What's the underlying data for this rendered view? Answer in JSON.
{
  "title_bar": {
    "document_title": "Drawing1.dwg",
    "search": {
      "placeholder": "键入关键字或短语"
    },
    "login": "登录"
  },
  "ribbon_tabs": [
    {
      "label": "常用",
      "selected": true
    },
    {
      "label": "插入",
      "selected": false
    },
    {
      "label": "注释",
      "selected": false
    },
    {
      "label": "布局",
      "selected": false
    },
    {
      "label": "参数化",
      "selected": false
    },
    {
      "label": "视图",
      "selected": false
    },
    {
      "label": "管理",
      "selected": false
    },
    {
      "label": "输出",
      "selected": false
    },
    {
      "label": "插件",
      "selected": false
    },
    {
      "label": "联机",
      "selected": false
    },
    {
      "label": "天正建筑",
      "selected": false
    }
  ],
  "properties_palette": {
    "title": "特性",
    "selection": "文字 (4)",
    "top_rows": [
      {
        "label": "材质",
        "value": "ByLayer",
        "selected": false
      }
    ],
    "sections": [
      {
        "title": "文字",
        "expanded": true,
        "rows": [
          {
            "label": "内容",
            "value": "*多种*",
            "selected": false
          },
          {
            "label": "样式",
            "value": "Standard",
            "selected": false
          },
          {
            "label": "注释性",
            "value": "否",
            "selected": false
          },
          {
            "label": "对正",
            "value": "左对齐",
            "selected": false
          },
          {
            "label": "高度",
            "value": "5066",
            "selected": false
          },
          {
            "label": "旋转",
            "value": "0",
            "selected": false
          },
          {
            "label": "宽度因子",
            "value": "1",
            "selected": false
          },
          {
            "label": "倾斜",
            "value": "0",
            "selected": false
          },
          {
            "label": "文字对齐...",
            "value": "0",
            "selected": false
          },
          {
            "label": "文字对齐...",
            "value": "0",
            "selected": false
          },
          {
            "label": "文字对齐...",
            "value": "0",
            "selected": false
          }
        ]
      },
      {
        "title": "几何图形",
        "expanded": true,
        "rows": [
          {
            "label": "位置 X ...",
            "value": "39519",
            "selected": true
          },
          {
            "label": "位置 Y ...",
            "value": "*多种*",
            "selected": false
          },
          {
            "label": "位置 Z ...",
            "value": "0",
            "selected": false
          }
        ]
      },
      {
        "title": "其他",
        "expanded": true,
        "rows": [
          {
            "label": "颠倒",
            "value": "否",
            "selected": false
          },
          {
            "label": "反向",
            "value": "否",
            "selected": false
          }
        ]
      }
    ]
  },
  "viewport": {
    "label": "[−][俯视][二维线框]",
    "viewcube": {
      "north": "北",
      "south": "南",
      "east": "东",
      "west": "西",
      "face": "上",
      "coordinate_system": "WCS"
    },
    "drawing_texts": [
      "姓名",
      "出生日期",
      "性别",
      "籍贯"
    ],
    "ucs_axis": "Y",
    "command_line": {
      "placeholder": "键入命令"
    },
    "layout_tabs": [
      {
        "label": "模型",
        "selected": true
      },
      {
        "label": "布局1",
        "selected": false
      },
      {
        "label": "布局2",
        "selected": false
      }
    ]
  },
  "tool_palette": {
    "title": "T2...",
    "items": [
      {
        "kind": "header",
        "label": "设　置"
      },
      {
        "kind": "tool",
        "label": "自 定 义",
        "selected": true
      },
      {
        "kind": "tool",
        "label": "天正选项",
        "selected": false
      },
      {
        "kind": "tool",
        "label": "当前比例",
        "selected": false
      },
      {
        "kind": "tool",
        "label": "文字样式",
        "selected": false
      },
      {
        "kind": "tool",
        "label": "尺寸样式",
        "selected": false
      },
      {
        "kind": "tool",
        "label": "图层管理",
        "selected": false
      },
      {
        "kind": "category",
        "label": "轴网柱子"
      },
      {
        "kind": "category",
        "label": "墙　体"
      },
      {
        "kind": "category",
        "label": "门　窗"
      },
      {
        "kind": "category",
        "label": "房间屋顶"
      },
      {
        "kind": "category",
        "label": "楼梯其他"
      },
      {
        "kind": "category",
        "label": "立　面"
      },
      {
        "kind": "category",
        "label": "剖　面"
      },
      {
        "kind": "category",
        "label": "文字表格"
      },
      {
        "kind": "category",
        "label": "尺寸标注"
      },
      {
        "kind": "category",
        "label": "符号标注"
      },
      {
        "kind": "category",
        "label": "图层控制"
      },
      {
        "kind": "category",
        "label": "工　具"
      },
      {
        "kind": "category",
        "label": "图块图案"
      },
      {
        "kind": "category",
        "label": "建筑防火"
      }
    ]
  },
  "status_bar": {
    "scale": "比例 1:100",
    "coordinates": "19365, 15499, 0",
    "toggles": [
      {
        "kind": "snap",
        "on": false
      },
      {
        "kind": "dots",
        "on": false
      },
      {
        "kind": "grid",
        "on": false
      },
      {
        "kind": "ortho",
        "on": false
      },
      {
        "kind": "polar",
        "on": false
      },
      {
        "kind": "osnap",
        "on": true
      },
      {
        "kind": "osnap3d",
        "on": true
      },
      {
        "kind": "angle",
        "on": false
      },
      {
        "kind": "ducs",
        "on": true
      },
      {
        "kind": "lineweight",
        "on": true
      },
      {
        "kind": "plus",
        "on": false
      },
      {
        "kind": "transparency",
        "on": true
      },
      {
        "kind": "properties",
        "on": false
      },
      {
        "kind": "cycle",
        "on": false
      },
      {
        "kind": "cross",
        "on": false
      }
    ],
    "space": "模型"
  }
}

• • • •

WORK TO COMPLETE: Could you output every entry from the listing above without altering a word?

EXERCISE RESPONSE:
What's the underlying data for this rendered view? Answer in JSON.
{
  "title_bar": {
    "document_title": "Drawing1.dwg",
    "search": {
      "placeholder": "键入关键字或短语"
    },
    "login": "登录"
  },
  "ribbon_tabs": [
    {
      "label": "常用",
      "selected": true
    },
    {
      "label": "插入",
      "selected": false
    },
    {
      "label": "注释",
      "selected": false
    },
    {
      "label": "布局",
      "selected": false
    },
    {
      "label": "参数化",
      "selected": false
    },
    {
      "label": "视图",
      "selected": false
    },
    {
      "label": "管理",
      "selected": false
    },
    {
      "label": "输出",
      "selected": false
    },
    {
      "label": "插件",
      "selected": false
    },
    {
      "label": "联机",
      "selected": false
    },
    {
      "label": "天正建筑",
      "selected": false
    }
  ],
  "properties_palette": {
    "title": "特性",
    "selection": "文字 (4)",
    "top_rows": [
      {
        "label": "材质",
        "value": "ByLayer",
        "selected": false
      }
    ],
    "sections": [
      {
        "title": "文字",
        "expanded": true,
        "rows": [
          {
            "label": "内容",
            "value": "*多种*",
            "selected": false
          },
          {
            "label": "样式",
            "value": "Standard",
            "selected": false
          },
          {
            "label": "注释性",
            "value": "否",
            "selected": false
          },
          {
            "label": "对正",
            "value": "左对齐",
            "selected": false
          },
          {
            "label": "高度",
            "value": "5066",
            "selected": false
          },
          {
            "label": "旋转",
            "value": "0",
            "selected": false
          },
          {
            "label": "宽度因子",
            "value": "1",
            "selected": false
          },
          {
            "label": "倾斜",
            "value": "0",
            "selected": false
          },
          {
            "label": "文字对齐...",
            "value": "0",
            "selected": false
          },
          {
            "label": "文字对齐...",
            "value": "0",
            "selected": false
          },
          {
            "label": "文字对齐...",
            "value": "0",
            "selected": false
          }
        ]
      },
      {
        "title": "几何图形",
        "expanded": true,
        "rows": [
          {
            "label": "位置 X ...",
            "value": "39519",
            "selected": true
          },
          {
            "label": "位置 Y ...",
            "value": "*多种*",
            "selected": false
          },
          {
            "label": "位置 Z ...",
            "value": "0",
            "selected": false
          }
        ]
      },
      {
        "title": "其他",
        "expanded": true,
        "rows": [
          {
            "label": "颠倒",
            "value": "否",
            "selected": false
          },
          {
            "label": "反向",
            "value": "否",
            "selected": false
          }
        ]
      }
    ]
  },
  "viewport": {
    "label": "[−][俯视][二维线框]",
    "viewcube": {
      "north": "北",
      "south": "南",
      "east": "东",
      "west": "西",
      "face": "上",
      "coordinate_system": "WCS"
    },
    "drawing_texts": [
      "姓名",
      "出生日期",
      "性别",
      "籍贯"
    ],
    "ucs_axis": "Y",
    "command_line": {
      "placeholder": "键入命令"
    },
    "layout_tabs": [
      {
        "label": "模型",
        "selected": true
      },
      {
        "label": "布局1",
        "selected": false
      },
      {
        "label": "布局2",
        "selected": false
      }
    ]
  },
  "tool_palette": {
    "title": "T2...",
    "items": [
      {
        "kind": "header",
        "label": "设　置"
      },
      {
        "kind": "tool",
        "label": "自 定 义",
        "selected": true
      },
      {
        "kind": "tool",
        "label": "天正选项",
        "selected": false
      },
      {
        "kind": "tool",
        "label": "当前比例",
        "selected": false
      },
      {
        "kind": "tool",
        "label": "文字样式",
        "selected": false
      },
      {
        "kind": "tool",
        "label": "尺寸样式",
        "selected": false
      },
      {
        "kind": "tool",
        "label": "图层管理",
        "selected": false
      },
      {
        "kind": "category",
        "label": "轴网柱子"
      },
      {
        "kind": "category",
        "label": "墙　体"
      },
      {
        "kind": "category",
        "label": "门　窗"
      },
      {
        "kind": "category",
        "label": "房间屋顶"
      },
      {
        "kind": "category",
        "label": "楼梯其他"
      },
      {
        "kind": "category",
        "label": "立　面"
      },
      {
        "kind": "category",
        "label": "剖　面"
      },
      {
        "kind": "category",
        "label": "文字表格"
      },
      {
        "kind": "category",
        "label": "尺寸标注"
      },
      {
        "kind": "category",
        "label": "符号标注"
      },
      {
        "kind": "category",
        "label": "图层控制"
      },
      {
        "kind": "category",
        "label": "工　具"
      },
      {
        "kind": "category",
        "label": "图块图案"
      },
      {
        "kind": "category",
        "label": "建筑防火"
      }
    ]
  },
  "status_bar": {
    "scale": "比例 1:100",
    "coordinates": "19365, 15499, 0",
    "toggles": [
      {
        "kind": "snap",
        "on": false
      },
      {
        "kind": "dots",
        "on": false
      },
      {
        "kind": "grid",
        "on": false
      },
      {
        "kind": "ortho",
        "on": false
      },
      {
        "kind": "polar",
        "on": false
      },
      {
        "kind": "osnap",
        "on": true
      },
      {
        "kind": "osnap3d",
        "on": true
      },
      {
        "kind": "angle",
        "on": false
      },
      {
        "kind": "ducs",
        "on": true
      },
      {
        "kind": "lineweight",
        "on": true
      },
      {
        "kind": "plus",
        "on": false
      },
      {
        "kind": "transparency",
        "on": true
      },
      {
        "kind": "properties",
        "on": false
      },
      {
        "kind": "cycle",
        "on": false
      },
      {
        "kind": "cross",
        "on": false
      }
    ],
    "space": "模型"
  }
}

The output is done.